Gardiner said: “7 per cent of applicants are in high-end professions such as law, accountancy and medicine, and this just goes to show that, regardless of your income, there can be times when people need a short-term loan to see them through until their next pay day.

“People we’ve spoken to in these professions have stated that typically they’ve applied for a short-term loan due to an unforeseen cost increase, something which can happen to anyone regardless of the size of their salary.

“Half of all applicants are from white collar backgrounds, which reinforces just how widespread payday loaning is becoming.”

Consumer Focus figures indicate that the payday loans market increased from 300,000 borrowers in 2006 to 1.9 million in 2010. The industry has been accused of preying on those in financial trouble, prompting the Office of Fair Trading (OFT) to investigate whether some firms target people unsuitable for credit and are rolling over loans so that the charges escalate and they become unaffordable.
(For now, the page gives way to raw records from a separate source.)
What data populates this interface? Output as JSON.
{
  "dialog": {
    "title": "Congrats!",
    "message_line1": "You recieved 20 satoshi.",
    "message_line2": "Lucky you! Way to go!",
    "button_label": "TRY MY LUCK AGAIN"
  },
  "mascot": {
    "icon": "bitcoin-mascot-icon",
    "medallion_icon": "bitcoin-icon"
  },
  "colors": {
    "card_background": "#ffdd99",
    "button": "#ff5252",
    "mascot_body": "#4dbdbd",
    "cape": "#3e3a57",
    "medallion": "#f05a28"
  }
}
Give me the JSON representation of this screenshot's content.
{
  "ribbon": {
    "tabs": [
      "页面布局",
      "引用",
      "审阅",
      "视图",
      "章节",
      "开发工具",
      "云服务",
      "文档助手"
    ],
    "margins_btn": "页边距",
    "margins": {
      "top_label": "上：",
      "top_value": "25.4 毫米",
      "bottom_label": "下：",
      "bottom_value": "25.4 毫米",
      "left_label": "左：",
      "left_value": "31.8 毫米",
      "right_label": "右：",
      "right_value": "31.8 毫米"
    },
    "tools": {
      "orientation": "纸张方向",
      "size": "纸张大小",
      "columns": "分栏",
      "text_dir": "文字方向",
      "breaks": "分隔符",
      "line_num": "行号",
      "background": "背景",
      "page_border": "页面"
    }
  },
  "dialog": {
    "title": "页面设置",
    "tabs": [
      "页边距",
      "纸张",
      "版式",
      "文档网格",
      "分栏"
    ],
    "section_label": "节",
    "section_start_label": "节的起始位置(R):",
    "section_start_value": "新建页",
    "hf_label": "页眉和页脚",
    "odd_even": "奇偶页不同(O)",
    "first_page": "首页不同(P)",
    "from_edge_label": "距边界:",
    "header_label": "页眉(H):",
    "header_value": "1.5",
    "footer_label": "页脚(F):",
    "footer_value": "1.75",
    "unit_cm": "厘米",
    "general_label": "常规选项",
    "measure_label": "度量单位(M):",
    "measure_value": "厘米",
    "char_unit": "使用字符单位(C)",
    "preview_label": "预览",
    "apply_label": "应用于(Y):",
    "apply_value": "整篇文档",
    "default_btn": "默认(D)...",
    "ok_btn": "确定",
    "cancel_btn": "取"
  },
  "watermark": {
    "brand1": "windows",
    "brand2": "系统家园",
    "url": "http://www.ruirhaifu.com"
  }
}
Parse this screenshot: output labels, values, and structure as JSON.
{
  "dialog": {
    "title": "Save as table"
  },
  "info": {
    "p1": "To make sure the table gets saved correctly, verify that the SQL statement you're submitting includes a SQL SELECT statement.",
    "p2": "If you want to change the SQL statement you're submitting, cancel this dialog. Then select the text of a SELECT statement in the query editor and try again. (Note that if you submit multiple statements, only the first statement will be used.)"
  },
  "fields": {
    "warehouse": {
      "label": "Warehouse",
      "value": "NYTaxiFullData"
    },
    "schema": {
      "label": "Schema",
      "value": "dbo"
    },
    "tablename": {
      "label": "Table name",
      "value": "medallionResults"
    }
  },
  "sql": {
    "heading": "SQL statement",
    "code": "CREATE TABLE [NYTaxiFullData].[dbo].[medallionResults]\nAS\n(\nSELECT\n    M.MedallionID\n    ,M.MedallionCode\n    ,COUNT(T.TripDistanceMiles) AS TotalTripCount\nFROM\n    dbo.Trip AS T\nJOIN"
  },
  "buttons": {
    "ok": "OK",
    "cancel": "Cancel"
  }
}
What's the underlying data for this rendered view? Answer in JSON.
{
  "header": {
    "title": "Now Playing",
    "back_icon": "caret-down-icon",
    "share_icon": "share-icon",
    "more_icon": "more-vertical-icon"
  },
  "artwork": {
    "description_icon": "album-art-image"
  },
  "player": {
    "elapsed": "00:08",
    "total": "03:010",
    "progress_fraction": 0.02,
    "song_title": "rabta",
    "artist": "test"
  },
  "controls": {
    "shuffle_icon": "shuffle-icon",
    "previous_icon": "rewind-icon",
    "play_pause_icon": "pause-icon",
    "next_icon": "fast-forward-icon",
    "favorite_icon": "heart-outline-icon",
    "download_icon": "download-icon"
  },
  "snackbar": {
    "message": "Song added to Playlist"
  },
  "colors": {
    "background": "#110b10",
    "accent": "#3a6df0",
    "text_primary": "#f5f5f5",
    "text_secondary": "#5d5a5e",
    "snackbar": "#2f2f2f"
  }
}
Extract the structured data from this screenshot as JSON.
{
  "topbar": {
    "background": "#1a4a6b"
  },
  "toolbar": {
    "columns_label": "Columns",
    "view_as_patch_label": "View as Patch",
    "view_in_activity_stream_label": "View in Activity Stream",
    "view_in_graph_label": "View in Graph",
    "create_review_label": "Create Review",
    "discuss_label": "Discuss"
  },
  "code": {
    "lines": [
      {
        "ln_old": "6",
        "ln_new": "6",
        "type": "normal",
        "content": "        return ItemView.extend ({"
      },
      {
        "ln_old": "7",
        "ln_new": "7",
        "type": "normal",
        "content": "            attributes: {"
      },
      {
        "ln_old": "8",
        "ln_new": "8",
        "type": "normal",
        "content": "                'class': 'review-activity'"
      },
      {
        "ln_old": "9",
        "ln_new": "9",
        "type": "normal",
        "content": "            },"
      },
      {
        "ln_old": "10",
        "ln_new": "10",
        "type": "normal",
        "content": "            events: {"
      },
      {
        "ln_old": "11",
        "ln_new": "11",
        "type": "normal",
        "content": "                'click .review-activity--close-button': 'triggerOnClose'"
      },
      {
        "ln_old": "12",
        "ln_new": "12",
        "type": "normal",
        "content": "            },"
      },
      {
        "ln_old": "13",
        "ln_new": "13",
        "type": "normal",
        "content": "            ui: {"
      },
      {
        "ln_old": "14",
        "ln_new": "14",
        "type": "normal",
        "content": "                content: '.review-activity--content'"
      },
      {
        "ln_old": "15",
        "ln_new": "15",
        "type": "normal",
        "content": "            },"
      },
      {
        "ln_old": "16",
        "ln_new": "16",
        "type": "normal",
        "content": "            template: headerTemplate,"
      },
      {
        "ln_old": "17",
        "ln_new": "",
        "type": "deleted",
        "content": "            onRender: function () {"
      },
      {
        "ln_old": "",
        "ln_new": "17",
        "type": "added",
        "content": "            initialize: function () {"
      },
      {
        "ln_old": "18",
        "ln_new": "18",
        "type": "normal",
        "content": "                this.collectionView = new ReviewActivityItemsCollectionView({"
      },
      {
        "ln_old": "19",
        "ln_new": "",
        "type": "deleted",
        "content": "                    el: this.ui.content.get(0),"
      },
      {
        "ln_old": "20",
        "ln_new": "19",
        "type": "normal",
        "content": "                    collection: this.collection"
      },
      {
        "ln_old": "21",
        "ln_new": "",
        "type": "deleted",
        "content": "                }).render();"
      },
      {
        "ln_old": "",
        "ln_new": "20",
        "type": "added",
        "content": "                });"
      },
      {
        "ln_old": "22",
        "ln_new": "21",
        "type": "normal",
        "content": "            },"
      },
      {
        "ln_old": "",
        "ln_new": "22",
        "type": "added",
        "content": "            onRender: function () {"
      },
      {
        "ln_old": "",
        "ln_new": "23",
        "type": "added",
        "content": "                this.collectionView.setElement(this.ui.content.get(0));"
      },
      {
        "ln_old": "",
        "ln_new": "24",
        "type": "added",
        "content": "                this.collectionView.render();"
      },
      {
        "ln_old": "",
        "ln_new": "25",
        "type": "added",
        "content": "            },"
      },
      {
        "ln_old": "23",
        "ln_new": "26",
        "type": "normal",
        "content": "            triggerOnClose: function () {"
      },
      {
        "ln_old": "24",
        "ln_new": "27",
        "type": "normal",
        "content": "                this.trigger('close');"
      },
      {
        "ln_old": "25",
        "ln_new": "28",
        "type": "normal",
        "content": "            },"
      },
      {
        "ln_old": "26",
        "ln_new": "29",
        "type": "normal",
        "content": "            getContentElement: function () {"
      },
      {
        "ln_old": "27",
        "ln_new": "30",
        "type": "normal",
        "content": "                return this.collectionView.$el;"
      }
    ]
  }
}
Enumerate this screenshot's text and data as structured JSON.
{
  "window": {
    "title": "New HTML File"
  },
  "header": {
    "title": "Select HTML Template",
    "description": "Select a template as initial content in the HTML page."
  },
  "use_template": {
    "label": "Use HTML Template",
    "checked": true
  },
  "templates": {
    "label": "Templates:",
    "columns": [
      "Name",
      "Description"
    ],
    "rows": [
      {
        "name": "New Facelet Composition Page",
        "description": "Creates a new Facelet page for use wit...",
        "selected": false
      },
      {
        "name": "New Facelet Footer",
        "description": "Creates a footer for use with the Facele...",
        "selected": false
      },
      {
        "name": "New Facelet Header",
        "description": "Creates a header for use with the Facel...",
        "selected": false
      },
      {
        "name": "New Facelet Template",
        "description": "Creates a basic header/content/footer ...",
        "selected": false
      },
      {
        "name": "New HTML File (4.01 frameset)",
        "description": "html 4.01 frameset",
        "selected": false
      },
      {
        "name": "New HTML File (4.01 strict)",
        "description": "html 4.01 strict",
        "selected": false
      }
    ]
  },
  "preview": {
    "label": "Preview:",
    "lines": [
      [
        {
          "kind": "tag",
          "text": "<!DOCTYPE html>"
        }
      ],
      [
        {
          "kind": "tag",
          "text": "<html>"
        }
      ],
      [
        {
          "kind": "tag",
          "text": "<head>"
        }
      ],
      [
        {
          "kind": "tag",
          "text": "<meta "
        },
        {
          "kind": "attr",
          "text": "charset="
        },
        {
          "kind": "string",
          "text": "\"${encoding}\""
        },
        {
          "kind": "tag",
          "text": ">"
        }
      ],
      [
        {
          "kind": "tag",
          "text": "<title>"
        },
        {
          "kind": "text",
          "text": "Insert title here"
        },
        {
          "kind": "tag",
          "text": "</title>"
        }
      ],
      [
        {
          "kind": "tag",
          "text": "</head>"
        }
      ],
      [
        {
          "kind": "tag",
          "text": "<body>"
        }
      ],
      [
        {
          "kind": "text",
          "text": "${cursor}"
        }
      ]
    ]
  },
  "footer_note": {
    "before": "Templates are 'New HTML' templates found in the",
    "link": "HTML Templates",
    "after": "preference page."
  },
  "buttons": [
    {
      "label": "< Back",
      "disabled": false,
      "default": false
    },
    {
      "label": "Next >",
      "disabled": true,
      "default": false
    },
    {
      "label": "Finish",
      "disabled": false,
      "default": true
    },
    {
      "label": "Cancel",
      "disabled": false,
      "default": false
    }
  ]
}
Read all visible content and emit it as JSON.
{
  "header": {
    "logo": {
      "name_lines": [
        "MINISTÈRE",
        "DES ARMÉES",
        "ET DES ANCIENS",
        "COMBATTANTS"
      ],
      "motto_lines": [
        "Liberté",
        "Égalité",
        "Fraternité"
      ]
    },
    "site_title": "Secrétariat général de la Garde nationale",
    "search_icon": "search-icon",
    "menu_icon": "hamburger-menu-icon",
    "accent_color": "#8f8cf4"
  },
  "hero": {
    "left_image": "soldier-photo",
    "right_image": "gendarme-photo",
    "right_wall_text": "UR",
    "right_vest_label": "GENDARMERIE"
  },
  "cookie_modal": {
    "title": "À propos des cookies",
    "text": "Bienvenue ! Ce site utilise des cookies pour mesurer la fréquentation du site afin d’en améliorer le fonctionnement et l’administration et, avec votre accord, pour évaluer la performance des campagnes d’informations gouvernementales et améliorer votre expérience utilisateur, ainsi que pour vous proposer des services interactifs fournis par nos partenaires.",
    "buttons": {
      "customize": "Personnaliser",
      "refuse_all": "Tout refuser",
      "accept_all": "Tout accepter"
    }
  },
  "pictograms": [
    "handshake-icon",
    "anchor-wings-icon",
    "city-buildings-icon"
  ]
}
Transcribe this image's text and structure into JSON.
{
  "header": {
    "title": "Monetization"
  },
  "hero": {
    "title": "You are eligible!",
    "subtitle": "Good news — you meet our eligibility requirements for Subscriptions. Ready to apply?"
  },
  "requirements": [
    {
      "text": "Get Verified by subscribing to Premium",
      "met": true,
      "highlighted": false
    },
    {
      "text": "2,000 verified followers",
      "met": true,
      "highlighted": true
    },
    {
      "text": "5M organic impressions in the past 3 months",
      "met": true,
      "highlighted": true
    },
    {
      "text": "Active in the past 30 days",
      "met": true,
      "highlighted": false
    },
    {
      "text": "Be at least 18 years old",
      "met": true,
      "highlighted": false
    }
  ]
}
Payday lenders argue that they offer a much-needed service to customers, and their high-interest charges are often more transparent than those of mainstream banks.